My young nephew Silas has of late been staying at the vicarage whilst his mother recovers from a bout of bilious ague. He is, like many young men, impressionable and given to romantic notion, although he is a good sort, dedicating a part of each day helping out at Mrs Ginnidraws School for Fallen Ladies. Of an evening he will often be seen, though, reading the sort of sensational literature that your magazine also contains. I happened to glance last week and saw something so mortifying that I was forced to extract the magazine from his hand. For there, in plain view, was a plant being presented as Aconite which was clearly another species. I could not allow him to be exposed to such shoddy botany. It seemed as if the creator of the image had looked in their locale for a plant that was similar and attempted to pass off a clear example of Gluteus Maximus – or Ruddy Whackweed – as Aconite.
As a keen yet amateur botanist I recognised not only the plant, but also the locale it must have come from. You see, Ruddy Whackweed is not to be found in Cornwall or even the British Isles, but is a native of Greece. I recognised it from my walking tour of the Dodecanese last spring. Well sir, madam, I present below some of my botanical notes to educate you in the hope that you don’t find yourself using the wrong species again.
This species is Flora Extraterrestralis or Mouldy Goat Hair. It can be used to prepare a poultice for foxy.
This is Stella Inconsequentia known as Sticky Chive or Stinky Chive. It is used primarily in salads and is believed by primitive peoples to ward off people with a squint.
This is known as Stultus Flos or Exploding Jenny. It is poisonous to rodents between 1 and 1 half and 2 inches long.
This plant is Pigor Scriptor or Incompetent Orchid. It has no known use.
This is Disculpi Tardi or Scrote Violet. It is a powerful sedative or stimulant depending on wind direction.

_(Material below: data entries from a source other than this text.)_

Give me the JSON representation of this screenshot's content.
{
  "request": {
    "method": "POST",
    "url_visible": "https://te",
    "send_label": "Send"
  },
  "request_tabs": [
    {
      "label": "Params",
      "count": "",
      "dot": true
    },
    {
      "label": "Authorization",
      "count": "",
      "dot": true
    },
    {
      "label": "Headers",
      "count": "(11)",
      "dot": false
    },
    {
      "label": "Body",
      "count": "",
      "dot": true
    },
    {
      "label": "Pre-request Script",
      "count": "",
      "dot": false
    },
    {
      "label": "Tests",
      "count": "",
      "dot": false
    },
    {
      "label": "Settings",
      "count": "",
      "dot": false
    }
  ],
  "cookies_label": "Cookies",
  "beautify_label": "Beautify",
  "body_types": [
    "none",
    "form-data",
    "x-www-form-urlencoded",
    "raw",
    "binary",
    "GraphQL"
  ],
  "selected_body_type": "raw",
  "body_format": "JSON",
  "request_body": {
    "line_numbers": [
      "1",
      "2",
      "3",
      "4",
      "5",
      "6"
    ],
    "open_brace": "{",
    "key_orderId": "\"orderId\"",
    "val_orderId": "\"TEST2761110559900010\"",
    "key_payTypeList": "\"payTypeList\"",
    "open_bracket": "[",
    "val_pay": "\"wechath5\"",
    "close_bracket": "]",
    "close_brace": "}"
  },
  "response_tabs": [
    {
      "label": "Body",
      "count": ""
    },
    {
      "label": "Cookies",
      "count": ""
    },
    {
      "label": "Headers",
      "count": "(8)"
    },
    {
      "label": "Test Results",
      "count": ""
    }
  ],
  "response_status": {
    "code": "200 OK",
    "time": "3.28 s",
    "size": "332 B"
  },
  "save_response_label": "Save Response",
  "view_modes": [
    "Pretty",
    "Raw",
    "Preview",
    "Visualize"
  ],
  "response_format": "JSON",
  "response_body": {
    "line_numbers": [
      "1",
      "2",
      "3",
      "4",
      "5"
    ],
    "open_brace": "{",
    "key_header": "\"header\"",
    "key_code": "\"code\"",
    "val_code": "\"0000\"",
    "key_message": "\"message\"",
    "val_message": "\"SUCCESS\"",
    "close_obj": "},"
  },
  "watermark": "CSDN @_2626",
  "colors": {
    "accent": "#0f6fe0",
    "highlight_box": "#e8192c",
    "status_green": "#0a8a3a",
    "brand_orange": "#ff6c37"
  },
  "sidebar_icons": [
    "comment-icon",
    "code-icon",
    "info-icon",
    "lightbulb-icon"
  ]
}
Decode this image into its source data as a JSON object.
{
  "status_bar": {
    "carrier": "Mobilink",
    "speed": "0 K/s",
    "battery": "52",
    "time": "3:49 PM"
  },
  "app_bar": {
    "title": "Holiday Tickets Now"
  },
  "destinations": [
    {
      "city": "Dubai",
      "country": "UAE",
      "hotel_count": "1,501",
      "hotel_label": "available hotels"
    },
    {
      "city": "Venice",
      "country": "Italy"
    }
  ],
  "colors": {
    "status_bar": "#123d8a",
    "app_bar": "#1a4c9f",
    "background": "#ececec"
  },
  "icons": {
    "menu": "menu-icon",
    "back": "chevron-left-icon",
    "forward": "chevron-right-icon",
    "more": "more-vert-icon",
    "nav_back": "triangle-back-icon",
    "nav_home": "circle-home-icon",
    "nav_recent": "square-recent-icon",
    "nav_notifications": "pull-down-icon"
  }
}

I trust this little guide to the fauna of the Greek Isles will prevent a similar instance of botanic mislabelling.
Rev Johan Stiltburger